Ride tech is one of the few sectors where street traffic is just as valuable as web traffic. Jakarta has the world’s worst traffic conditions. For most, it’s a plague to be avoided. But for a select few firms, it represents an opportunity ripe for the picking.
At the end of May, Southeast Asian unicorn GrabTaxi opened up its motorcycle service GrabBike in Jakarta. GrabTaxi has US$340 million to play with and the launch made waves. As a courtesy from co-founder and CEO Anthony Tan, local commuters were able to enjoy free rides for nearly two weeks. GrabBike recorded 8,000 free rides during its first week in Jakarta.
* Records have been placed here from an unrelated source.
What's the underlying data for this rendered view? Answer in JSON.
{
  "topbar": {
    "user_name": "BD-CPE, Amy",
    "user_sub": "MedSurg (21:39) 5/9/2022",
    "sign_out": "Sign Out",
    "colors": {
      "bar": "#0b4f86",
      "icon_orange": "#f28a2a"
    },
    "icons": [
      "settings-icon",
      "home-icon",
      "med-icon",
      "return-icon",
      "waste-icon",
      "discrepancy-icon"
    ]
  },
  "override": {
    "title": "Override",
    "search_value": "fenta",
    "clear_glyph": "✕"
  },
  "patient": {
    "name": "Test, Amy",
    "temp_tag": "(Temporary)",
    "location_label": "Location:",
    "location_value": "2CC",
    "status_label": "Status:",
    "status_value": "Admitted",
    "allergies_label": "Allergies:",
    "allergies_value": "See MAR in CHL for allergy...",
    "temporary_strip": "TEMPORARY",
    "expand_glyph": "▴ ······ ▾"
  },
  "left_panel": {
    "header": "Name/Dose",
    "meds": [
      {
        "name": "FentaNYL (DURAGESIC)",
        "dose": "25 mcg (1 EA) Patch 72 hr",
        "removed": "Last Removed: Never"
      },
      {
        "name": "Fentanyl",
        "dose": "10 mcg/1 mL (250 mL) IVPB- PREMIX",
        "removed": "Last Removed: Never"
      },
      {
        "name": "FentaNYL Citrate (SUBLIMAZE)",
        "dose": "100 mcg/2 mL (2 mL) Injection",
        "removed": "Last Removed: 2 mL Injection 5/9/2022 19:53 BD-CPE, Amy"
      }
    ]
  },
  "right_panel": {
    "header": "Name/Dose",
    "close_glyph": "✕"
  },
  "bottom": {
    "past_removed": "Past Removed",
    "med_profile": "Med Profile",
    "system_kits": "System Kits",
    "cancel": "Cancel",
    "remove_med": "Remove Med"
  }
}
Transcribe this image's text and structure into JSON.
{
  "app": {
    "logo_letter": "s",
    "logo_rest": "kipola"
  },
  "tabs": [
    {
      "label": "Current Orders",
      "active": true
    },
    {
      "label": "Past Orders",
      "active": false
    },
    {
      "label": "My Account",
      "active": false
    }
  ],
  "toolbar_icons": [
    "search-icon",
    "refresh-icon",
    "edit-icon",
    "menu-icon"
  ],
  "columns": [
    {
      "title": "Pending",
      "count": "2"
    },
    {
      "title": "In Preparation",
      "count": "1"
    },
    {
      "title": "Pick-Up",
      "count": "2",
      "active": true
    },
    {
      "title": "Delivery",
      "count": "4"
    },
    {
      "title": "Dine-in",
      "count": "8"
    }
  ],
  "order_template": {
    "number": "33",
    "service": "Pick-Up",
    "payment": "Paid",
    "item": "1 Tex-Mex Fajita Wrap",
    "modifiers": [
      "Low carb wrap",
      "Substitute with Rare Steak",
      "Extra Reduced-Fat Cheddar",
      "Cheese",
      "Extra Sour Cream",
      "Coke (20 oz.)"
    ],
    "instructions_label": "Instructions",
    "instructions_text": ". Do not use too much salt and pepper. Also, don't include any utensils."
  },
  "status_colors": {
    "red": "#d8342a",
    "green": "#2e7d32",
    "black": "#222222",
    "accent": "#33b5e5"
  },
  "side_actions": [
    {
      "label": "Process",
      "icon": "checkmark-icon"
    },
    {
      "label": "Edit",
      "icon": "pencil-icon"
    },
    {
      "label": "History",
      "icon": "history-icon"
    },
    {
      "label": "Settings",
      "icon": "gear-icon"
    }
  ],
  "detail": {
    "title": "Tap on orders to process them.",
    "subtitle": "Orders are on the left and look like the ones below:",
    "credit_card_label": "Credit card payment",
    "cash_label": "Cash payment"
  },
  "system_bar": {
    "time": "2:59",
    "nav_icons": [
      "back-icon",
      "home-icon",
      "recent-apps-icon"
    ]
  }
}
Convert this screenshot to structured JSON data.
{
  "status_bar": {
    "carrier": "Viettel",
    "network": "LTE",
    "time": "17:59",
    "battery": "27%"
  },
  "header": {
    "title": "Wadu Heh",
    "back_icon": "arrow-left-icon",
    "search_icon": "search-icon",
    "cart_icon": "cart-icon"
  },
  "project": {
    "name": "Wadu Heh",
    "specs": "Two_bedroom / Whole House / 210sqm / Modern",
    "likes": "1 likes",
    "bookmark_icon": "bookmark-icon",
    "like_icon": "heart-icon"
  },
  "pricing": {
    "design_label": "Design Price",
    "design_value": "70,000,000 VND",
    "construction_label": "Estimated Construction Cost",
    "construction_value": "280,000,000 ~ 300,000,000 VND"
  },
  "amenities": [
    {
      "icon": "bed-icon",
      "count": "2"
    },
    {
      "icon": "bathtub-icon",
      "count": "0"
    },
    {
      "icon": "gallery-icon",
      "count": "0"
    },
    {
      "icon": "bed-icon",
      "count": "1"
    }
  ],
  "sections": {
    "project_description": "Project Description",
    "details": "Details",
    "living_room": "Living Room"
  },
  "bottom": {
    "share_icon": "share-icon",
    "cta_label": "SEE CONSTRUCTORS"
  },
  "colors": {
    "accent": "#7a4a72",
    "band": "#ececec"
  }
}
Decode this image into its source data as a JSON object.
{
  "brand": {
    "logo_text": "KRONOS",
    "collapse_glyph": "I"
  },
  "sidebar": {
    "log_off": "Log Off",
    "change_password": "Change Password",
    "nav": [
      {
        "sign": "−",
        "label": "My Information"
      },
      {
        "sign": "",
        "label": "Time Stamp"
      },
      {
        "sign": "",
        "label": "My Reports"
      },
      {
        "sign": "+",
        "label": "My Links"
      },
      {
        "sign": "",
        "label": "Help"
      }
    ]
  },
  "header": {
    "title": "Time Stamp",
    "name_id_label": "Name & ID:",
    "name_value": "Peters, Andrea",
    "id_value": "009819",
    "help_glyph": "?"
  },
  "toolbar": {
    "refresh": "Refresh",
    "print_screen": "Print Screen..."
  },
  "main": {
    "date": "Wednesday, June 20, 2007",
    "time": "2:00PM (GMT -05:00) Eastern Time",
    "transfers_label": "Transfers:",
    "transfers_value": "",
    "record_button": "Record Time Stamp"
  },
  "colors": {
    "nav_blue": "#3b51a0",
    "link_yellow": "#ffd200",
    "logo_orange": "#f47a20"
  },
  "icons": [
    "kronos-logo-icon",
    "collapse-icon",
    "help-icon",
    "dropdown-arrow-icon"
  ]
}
However, as Indonesia’s transportation market represents one of the largest opportunities in Southeast Asia, GrabBike won’t be able to easily champion the scene without facing resistance. In Jakarta’s case, that resistance comes in the form of local competitor Go-Jek, the archipelago’s homegrown “Uber for motorcycles.” Go-Jek has been operating in the local market since 2011, and Jakarta residents can’t leave their apartments without spotting Go-Jek’s signature green jackets zipping through traffic.
But at such an early stage, it’s still anyone’s game. Neither Go-Jek nor GrabBike have the Indonesian market sewn up by any means. A boxing match is set to ensue between these two firms, so in no particular order of importance, here are a few comparison points on how the two contenders stack up.